Most cape houses have low ceilings and not a lot of wall area to work with, which might limit your mini-split/multi-split options, but maybe. (12 years ago they were probably building them with taller ceilings than those built as summer homes pre-1960 that were only later converted to year round use.)
Ductless would be by far the more efficient solution than ducted, and with better models you'd be able to heat the place even at design temp most days, at a signficant discount from heating with oil. The 99% outdoor design temps in coastal MA are all roughly +10F (Boston is +12F, Weymouth is +11), but the closer you are to the water the higher it will be.
Being pretty much surrounded by water it wouldn't surprise me if the true 99% number for Hull was +15F. A 3 ton multi-split can still put out more than 20KBTU/hr at +15F with a COP greater than 2 at that temp. If you set the ductless to 70F and the boiler's T-stat to 68F they would share the load when the load exceeds what the ductless can deliver, but it would be carrying the lion's share of the load under most conditions, and the average seasonal COP would be greater than 2.5 if you get one with a decent HSPF. When it's 30F outside the ductless has both more BTU output capacity and a COP of 3+. Well-built 2700' houses of Y2K would likely have a heat load between 28-32K @ 10F, but might be even lower if the basement/foundation is insulated and the band joist & foundation sill are insulated & sealed.
Ducted heat pumps are unlikely to beat a seasonal COP of 2.0 in this climate, which would make it comparable in cost to heating with oil, but ductless you'd beat 2.5, and would even be nosing up on 3 in Hull.
Taking the worst-case, even with 18 cent electricity and a seasonal COP of 2.5 (which would be a worst-case for you, you may even hit 3), you get (3412 x 2.5)= 8530 BTU for $0.18, or ($0.18 x 1,000,000/8530=) $21/MMBTU of heat into the house.

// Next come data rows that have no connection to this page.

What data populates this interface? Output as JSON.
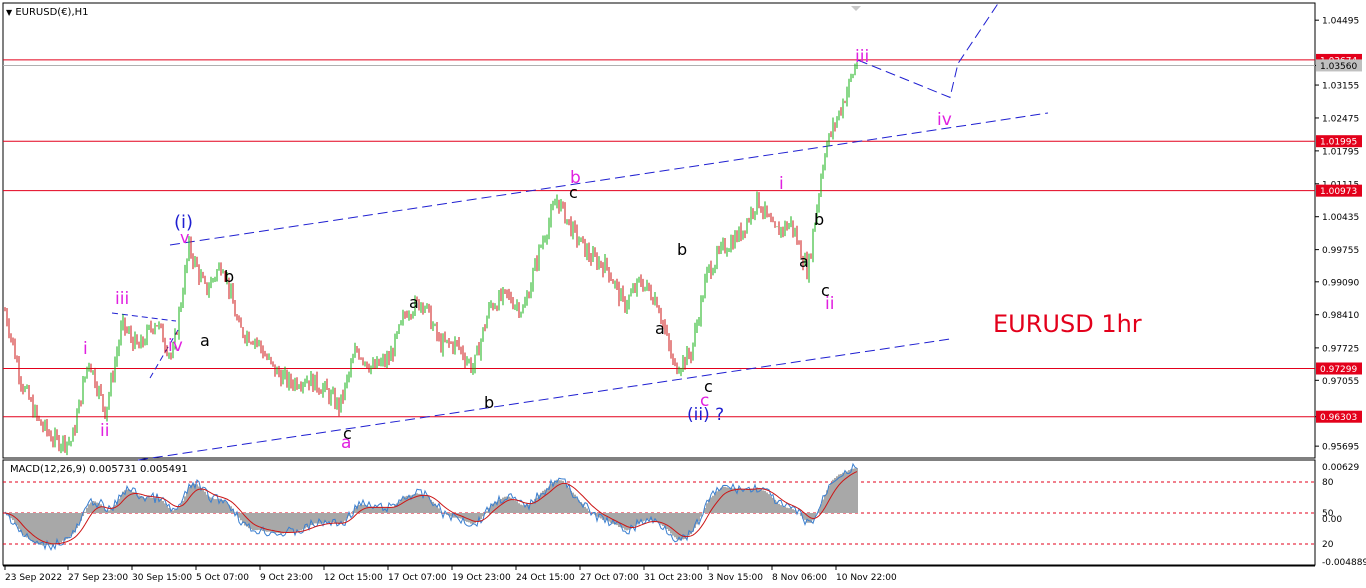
{
  "header": {
    "symbol_label": "EURUSD(€),H1"
  },
  "macd": {
    "label": "MACD(12,26,9) 0.005731 0.005491"
  },
  "chart_title": {
    "text": "EURUSD 1hr",
    "color": "#e3001b"
  },
  "colors": {
    "bull": "#16b216",
    "bear": "#cc1616",
    "level": "#e3001b",
    "channel": "#1f1fd1",
    "wave_magenta": "#e020e0",
    "wave_blue": "#1f1fd1",
    "wave_black": "#000000"
  },
  "chart_data": [
    {
      "type": "candlestick",
      "title": "EURUSD(€),H1",
      "ylim": [
        0.9545,
        1.0485
      ],
      "y_ticks": [
        "1.04495",
        "1.03560",
        "1.03155",
        "1.02475",
        "1.01795",
        "1.01115",
        "1.00435",
        "0.99755",
        "0.99090",
        "0.98410",
        "0.97725",
        "0.97055",
        "0.96303",
        "0.95695"
      ],
      "x_ticks": [
        "23 Sep 2022",
        "27 Sep 23:00",
        "30 Sep 15:00",
        "5 Oct 07:00",
        "9 Oct 23:00",
        "12 Oct 15:00",
        "17 Oct 07:00",
        "19 Oct 23:00",
        "24 Oct 15:00",
        "27 Oct 07:00",
        "31 Oct 23:00",
        "3 Nov 15:00",
        "8 Nov 06:00",
        "10 Nov 22:00"
      ],
      "price_levels": [
        {
          "value": 1.03674,
          "label": "1.03674"
        },
        {
          "value": 1.01995,
          "label": "1.01995"
        },
        {
          "value": 1.00973,
          "label": "1.00973"
        },
        {
          "value": 0.97299,
          "label": "0.97299"
        },
        {
          "value": 0.96303,
          "label": "0.96303"
        }
      ],
      "current_price": {
        "value": 1.0356,
        "label": "1.03560"
      },
      "price_path": [
        [
          "23 Sep 2022",
          0.985
        ],
        [
          "24 Sep",
          0.97
        ],
        [
          "25 Sep",
          0.962
        ],
        [
          "26 Sep",
          0.958
        ],
        [
          "27 Sep",
          0.958
        ],
        [
          "28 Sep",
          0.975
        ],
        [
          "29 Sep",
          0.964
        ],
        [
          "30 Sep",
          0.982
        ],
        [
          "1 Oct",
          0.977
        ],
        [
          "2 Oct",
          0.983
        ],
        [
          "3 Oct",
          0.975
        ],
        [
          "4 Oct",
          0.998
        ],
        [
          "5 Oct",
          0.989
        ],
        [
          "6 Oct",
          0.995
        ],
        [
          "7 Oct",
          0.981
        ],
        [
          "8 Oct",
          0.979
        ],
        [
          "9 Oct",
          0.973
        ],
        [
          "10 Oct",
          0.97
        ],
        [
          "11 Oct",
          0.971
        ],
        [
          "12 Oct",
          0.969
        ],
        [
          "13 Oct",
          0.965
        ],
        [
          "14 Oct",
          0.977
        ],
        [
          "15 Oct",
          0.973
        ],
        [
          "16 Oct",
          0.975
        ],
        [
          "17 Oct",
          0.985
        ],
        [
          "18 Oct",
          0.987
        ],
        [
          "19 Oct",
          0.978
        ],
        [
          "20 Oct",
          0.978
        ],
        [
          "21 Oct",
          0.973
        ],
        [
          "22 Oct",
          0.986
        ],
        [
          "23 Oct",
          0.988
        ],
        [
          "24 Oct",
          0.985
        ],
        [
          "25 Oct",
          0.998
        ],
        [
          "26 Oct",
          1.008
        ],
        [
          "27 Oct",
          1.001
        ],
        [
          "28 Oct",
          0.996
        ],
        [
          "29 Oct",
          0.994
        ],
        [
          "30 Oct",
          0.986
        ],
        [
          "31 Oct",
          0.991
        ],
        [
          "1 Nov",
          0.987
        ],
        [
          "2 Nov",
          0.973
        ],
        [
          "3 Nov",
          0.976
        ],
        [
          "4 Nov",
          0.993
        ],
        [
          "5 Nov",
          0.998
        ],
        [
          "6 Nov",
          1.001
        ],
        [
          "7 Nov",
          1.008
        ],
        [
          "8 Nov",
          1.001
        ],
        [
          "9 Nov",
          1.003
        ],
        [
          "10 Nov",
          0.993
        ],
        [
          "10 Nov 22:00",
          1.018
        ],
        [
          "11 Nov",
          1.027
        ],
        [
          "12 Nov",
          1.037
        ]
      ],
      "projection": [
        [
          "12 Nov",
          1.0367
        ],
        [
          "14 Nov",
          1.029
        ],
        [
          "15 Nov",
          1.036
        ],
        [
          "16 Nov",
          1.049
        ]
      ]
    },
    {
      "type": "line",
      "title": "MACD(12,26,9) 0.005731 0.005491",
      "ylim": [
        -0.004889,
        0.00629
      ],
      "y_ticks": [
        "0.00629",
        "80",
        "50",
        "0.00",
        "20",
        "-0.004889"
      ],
      "reference_levels": [
        80,
        50,
        20
      ]
    }
  ],
  "waves": [
    {
      "text": "(i)",
      "color": "blue"
    },
    {
      "text": "v",
      "color": "magenta"
    },
    {
      "text": "iii",
      "color": "magenta"
    },
    {
      "text": "iv",
      "color": "magenta"
    },
    {
      "text": "i",
      "color": "magenta"
    },
    {
      "text": "ii",
      "color": "magenta"
    },
    {
      "text": "b",
      "color": "black"
    },
    {
      "text": "a",
      "color": "black"
    },
    {
      "text": "a",
      "color": "black"
    },
    {
      "text": "c",
      "color": "black"
    },
    {
      "text": "a",
      "color": "magenta"
    },
    {
      "text": "b",
      "color": "black"
    },
    {
      "text": "c",
      "color": "black"
    },
    {
      "text": "b",
      "color": "magenta"
    },
    {
      "text": "a",
      "color": "black"
    },
    {
      "text": "b",
      "color": "black"
    },
    {
      "text": "c",
      "color": "black"
    },
    {
      "text": "c",
      "color": "magenta"
    },
    {
      "text": "(ii) ?",
      "color": "blue"
    },
    {
      "text": "i",
      "color": "magenta"
    },
    {
      "text": "a",
      "color": "black"
    },
    {
      "text": "b",
      "color": "black"
    },
    {
      "text": "c",
      "color": "black"
    },
    {
      "text": "ii",
      "color": "magenta"
    },
    {
      "text": "iii",
      "color": "magenta"
    },
    {
      "text": "iv",
      "color": "magenta"
    }
  ]
}
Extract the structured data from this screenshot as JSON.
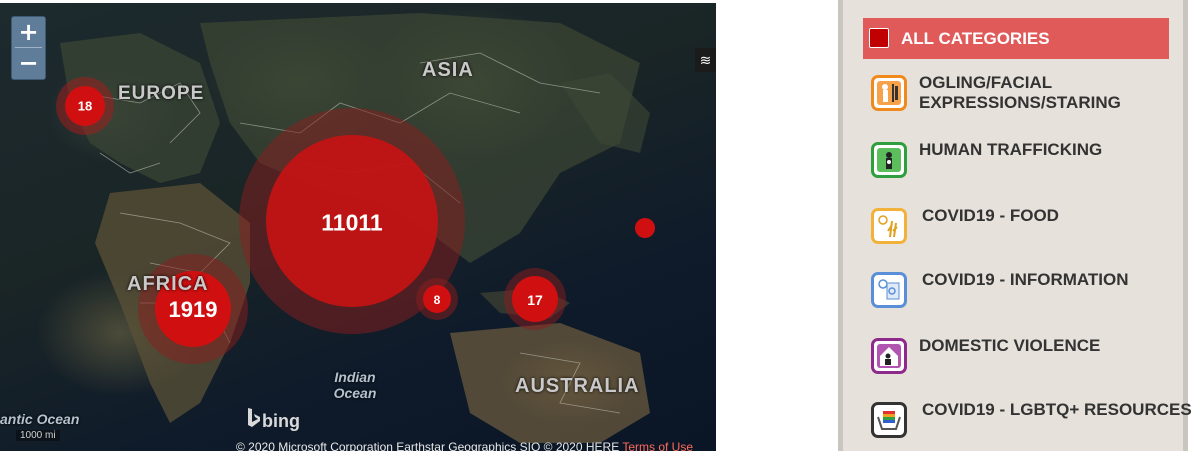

With 87% efficiency oil at $3.50/gallon you get (0.87 x 138,000=) 120,060 BTU for $3.50, which is ($3.50 x 1,000,000/120,060=) $29/MMBTU
Most people in MA are paying closer to 15 cents than 18 for electricity, and more than $3.50 for oil. Oil would have to drop below $2.50 to compete with ductless on heating costs a price not seen in MA in a decade. At an average COP of 3 and 15 cent electricity ductless would even be competitive with mid-efficiency natural gas heating (~$14-15/MMBTU- less than half the cost of heating with oil this past season.
There are a very few high HSPF variable refrigerant volume variable speed ducted air source heat pumps out there, but I suspect a ductless solution would be cheaper if you have the wall/ceiling area to make it work. You don't need a head in every room, just high-loss/high-gain rooms, but the floor layout can make or break it too.
Air handlers & ducts in the attic are always a bad idea, especially when (as is likely) you have a semi-conditioned basement to run them in. Putting equipment in the attic that punches holes in your ceilings, and makes it near impossible to air seal is a disaster. Any duct leakage would drive air-infiltration well beyond what natural stack effect & wind forces would too, raising the heating & cooling loads.